**REQUIRED WORK:**
Reproduce every entry exactly, without alteration.

App and web page records
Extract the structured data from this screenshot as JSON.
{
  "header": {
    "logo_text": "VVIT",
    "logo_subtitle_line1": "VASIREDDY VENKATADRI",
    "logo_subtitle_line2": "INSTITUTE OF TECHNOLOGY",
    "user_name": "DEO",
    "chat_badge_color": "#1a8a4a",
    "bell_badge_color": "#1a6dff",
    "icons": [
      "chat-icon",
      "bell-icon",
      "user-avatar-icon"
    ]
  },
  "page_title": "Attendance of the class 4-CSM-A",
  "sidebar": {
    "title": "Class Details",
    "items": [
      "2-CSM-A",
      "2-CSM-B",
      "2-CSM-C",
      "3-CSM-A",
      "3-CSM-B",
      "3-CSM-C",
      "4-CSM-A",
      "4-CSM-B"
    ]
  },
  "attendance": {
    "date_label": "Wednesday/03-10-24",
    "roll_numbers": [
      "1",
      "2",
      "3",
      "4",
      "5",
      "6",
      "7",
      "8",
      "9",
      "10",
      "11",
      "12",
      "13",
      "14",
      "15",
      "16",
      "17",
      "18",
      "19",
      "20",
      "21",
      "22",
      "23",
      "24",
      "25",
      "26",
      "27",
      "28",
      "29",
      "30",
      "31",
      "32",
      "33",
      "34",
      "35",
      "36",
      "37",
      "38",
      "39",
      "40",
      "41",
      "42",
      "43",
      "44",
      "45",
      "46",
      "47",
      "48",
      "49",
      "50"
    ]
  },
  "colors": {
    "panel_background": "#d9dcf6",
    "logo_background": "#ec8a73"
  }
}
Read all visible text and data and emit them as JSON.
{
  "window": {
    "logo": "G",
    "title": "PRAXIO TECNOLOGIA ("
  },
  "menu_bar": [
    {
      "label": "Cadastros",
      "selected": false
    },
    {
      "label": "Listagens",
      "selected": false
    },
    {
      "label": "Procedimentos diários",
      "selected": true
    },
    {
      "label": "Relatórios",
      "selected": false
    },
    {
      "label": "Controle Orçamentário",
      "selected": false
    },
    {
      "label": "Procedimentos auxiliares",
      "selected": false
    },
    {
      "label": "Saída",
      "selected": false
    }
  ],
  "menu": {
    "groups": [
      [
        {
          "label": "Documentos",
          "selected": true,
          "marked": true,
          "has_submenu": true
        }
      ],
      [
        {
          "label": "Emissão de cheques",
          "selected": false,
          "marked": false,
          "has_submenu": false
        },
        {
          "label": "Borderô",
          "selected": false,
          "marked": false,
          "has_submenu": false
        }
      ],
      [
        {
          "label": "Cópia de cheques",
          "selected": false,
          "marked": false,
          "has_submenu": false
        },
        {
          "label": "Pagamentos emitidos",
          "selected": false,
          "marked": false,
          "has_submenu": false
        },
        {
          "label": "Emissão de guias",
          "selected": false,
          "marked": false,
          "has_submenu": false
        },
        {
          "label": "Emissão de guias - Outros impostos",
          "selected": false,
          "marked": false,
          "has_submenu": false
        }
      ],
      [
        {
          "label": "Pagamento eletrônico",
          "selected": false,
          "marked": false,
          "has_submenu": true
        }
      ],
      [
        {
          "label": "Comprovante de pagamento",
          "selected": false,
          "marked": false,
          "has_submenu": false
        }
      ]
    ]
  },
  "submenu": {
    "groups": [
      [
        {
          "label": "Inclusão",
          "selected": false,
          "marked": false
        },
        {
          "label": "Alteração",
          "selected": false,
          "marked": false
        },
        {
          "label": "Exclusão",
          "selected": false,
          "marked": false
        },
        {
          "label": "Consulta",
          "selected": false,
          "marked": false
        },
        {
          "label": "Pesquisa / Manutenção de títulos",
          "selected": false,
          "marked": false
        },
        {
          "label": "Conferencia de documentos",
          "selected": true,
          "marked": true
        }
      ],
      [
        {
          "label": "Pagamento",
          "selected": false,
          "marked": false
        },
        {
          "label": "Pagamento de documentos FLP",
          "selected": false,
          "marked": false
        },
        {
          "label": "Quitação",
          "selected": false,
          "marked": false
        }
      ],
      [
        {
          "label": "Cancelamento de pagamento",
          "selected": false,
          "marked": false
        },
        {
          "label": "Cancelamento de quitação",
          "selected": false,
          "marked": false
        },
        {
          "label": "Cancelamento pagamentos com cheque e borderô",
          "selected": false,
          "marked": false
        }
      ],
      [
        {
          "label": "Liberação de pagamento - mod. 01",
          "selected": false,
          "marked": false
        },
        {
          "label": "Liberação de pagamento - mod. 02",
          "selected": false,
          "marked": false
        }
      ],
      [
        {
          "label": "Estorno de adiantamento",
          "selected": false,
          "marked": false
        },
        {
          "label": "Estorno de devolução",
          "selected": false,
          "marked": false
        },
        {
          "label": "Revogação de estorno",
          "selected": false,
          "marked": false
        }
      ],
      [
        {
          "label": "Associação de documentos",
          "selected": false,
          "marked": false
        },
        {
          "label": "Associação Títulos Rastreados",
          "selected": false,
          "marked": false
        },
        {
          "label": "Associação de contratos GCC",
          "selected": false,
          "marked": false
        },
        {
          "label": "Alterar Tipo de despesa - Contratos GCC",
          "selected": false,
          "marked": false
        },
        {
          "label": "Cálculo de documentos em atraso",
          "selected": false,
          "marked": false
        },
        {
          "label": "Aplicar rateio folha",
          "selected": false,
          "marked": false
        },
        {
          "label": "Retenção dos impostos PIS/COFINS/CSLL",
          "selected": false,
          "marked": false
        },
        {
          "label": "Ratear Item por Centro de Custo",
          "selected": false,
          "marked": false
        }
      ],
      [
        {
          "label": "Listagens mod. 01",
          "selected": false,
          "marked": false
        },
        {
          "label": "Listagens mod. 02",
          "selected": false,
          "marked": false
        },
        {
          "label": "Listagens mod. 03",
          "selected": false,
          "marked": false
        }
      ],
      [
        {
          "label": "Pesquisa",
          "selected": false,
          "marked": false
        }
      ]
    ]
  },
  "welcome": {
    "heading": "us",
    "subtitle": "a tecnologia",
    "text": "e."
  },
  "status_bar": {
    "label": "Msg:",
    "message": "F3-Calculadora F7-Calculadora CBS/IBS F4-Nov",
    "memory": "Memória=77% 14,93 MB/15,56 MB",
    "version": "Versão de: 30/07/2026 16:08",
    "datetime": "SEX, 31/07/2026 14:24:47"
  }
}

**ANSWER BOX:**
Extract the structured data from this screenshot as JSON.
{
  "header": {
    "logo_text": "VVIT",
    "logo_subtitle_line1": "VASIREDDY VENKATADRI",
    "logo_subtitle_line2": "INSTITUTE OF TECHNOLOGY",
    "user_name": "DEO",
    "chat_badge_color": "#1a8a4a",
    "bell_badge_color": "#1a6dff",
    "icons": [
      "chat-icon",
      "bell-icon",
      "user-avatar-icon"
    ]
  },
  "page_title": "Attendance of the class 4-CSM-A",
  "sidebar": {
    "title": "Class Details",
    "items": [
      "2-CSM-A",
      "2-CSM-B",
      "2-CSM-C",
      "3-CSM-A",
      "3-CSM-B",
      "3-CSM-C",
      "4-CSM-A",
      "4-CSM-B"
    ]
  },
  "attendance": {
    "date_label": "Wednesday/03-10-24",
    "roll_numbers": [
      "1",
      "2",
      "3",
      "4",
      "5",
      "6",
      "7",
      "8",
      "9",
      "10",
      "11",
      "12",
      "13",
      "14",
      "15",
      "16",
      "17",
      "18",
      "19",
      "20",
      "21",
      "22",
      "23",
      "24",
      "25",
      "26",
      "27",
      "28",
      "29",
      "30",
      "31",
      "32",
      "33",
      "34",
      "35",
      "36",
      "37",
      "38",
      "39",
      "40",
      "41",
      "42",
      "43",
      "44",
      "45",
      "46",
      "47",
      "48",
      "49",
      "50"
    ]
  },
  "colors": {
    "panel_background": "#d9dcf6",
    "logo_background": "#ec8a73"
  }
}
Read all visible text and data and emit them as JSON.
{
  "window": {
    "logo": "G",
    "title": "PRAXIO TECNOLOGIA ("
  },
  "menu_bar": [
    {
      "label": "Cadastros",
      "selected": false
    },
    {
      "label": "Listagens",
      "selected": false
    },
    {
      "label": "Procedimentos diários",
      "selected": true
    },
    {
      "label": "Relatórios",
      "selected": false
    },
    {
      "label": "Controle Orçamentário",
      "selected": false
    },
    {
      "label": "Procedimentos auxiliares",
      "selected": false
    },
    {
      "label": "Saída",
      "selected": false
    }
  ],
  "menu": {
    "groups": [
      [
        {
          "label": "Documentos",
          "selected": true,
          "marked": true,
          "has_submenu": true
        }
      ],
      [
        {
          "label": "Emissão de cheques",
          "selected": false,
          "marked": false,
          "has_submenu": false
        },
        {
          "label": "Borderô",
          "selected": false,
          "marked": false,
          "has_submenu": false
        }
      ],
      [
        {
          "label": "Cópia de cheques",
          "selected": false,
          "marked": false,
          "has_submenu": false
        },
        {
          "label": "Pagamentos emitidos",
          "selected": false,
          "marked": false,
          "has_submenu": false
        },
        {
          "label": "Emissão de guias",
          "selected": false,
          "marked": false,
          "has_submenu": false
        },
        {
          "label": "Emissão de guias - Outros impostos",
          "selected": false,
          "marked": false,
          "has_submenu": false
        }
      ],
      [
        {
          "label": "Pagamento eletrônico",
          "selected": false,
          "marked": false,
          "has_submenu": true
        }
      ],
      [
        {
          "label": "Comprovante de pagamento",
          "selected": false,
          "marked": false,
          "has_submenu": false
        }
      ]
    ]
  },
  "submenu": {
    "groups": [
      [
        {
          "label": "Inclusão",
          "selected": false,
          "marked": false
        },
        {
          "label": "Alteração",
          "selected": false,
          "marked": false
        },
        {
          "label": "Exclusão",
          "selected": false,
          "marked": false
        },
        {
          "label": "Consulta",
          "selected": false,
          "marked": false
        },
        {
          "label": "Pesquisa / Manutenção de títulos",
          "selected": false,
          "marked": false
        },
        {
          "label": "Conferencia de documentos",
          "selected": true,
          "marked": true
        }
      ],
      [
        {
          "label": "Pagamento",
          "selected": false,
          "marked": false
        },
        {
          "label": "Pagamento de documentos FLP",
          "selected": false,
          "marked": false
        },
        {
          "label": "Quitação",
          "selected": false,
          "marked": false
        }
      ],
      [
        {
          "label": "Cancelamento de pagamento",
          "selected": false,
          "marked": false
        },
        {
          "label": "Cancelamento de quitação",
          "selected": false,
          "marked": false
        },
        {
          "label": "Cancelamento pagamentos com cheque e borderô",
          "selected": false,
          "marked": false
        }
      ],
      [
        {
          "label": "Liberação de pagamento - mod. 01",
          "selected": false,
          "marked": false
        },
        {
          "label": "Liberação de pagamento - mod. 02",
          "selected": false,
          "marked": false
        }
      ],
      [
        {
          "label": "Estorno de adiantamento",
          "selected": false,
          "marked": false
        },
        {
          "label": "Estorno de devolução",
          "selected": false,
          "marked": false
        },
        {
          "label": "Revogação de estorno",
          "selected": false,
          "marked": false
        }
      ],
      [
        {
          "label": "Associação de documentos",
          "selected": false,
          "marked": false
        },
        {
          "label": "Associação Títulos Rastreados",
          "selected": false,
          "marked": false
        },
        {
          "label": "Associação de contratos GCC",
          "selected": false,
          "marked": false
        },
        {
          "label": "Alterar Tipo de despesa - Contratos GCC",
          "selected": false,
          "marked": false
        },
        {
          "label": "Cálculo de documentos em atraso",
          "selected": false,
          "marked": false
        },
        {
          "label": "Aplicar rateio folha",
          "selected": false,
          "marked": false
        },
        {
          "label": "Retenção dos impostos PIS/COFINS/CSLL",
          "selected": false,
          "marked": false
        },
        {
          "label": "Ratear Item por Centro de Custo",
          "selected": false,
          "marked": false
        }
      ],
      [
        {
          "label": "Listagens mod. 01",
          "selected": false,
          "marked": false
        },
        {
          "label": "Listagens mod. 02",
          "selected": false,
          "marked": false
        },
        {
          "label": "Listagens mod. 03",
          "selected": false,
          "marked": false
        }
      ],
      [
        {
          "label": "Pesquisa",
          "selected": false,
          "marked": false
        }
      ]
    ]
  },
  "welcome": {
    "heading": "us",
    "subtitle": "a tecnologia",
    "text": "e."
  },
  "status_bar": {
    "label": "Msg:",
    "message": "F3-Calculadora F7-Calculadora CBS/IBS F4-Nov",
    "memory": "Memória=77% 14,93 MB/15,56 MB",
    "version": "Versão de: 30/07/2026 16:08",
    "datetime": "SEX, 31/07/2026 14:24:47"
  }
}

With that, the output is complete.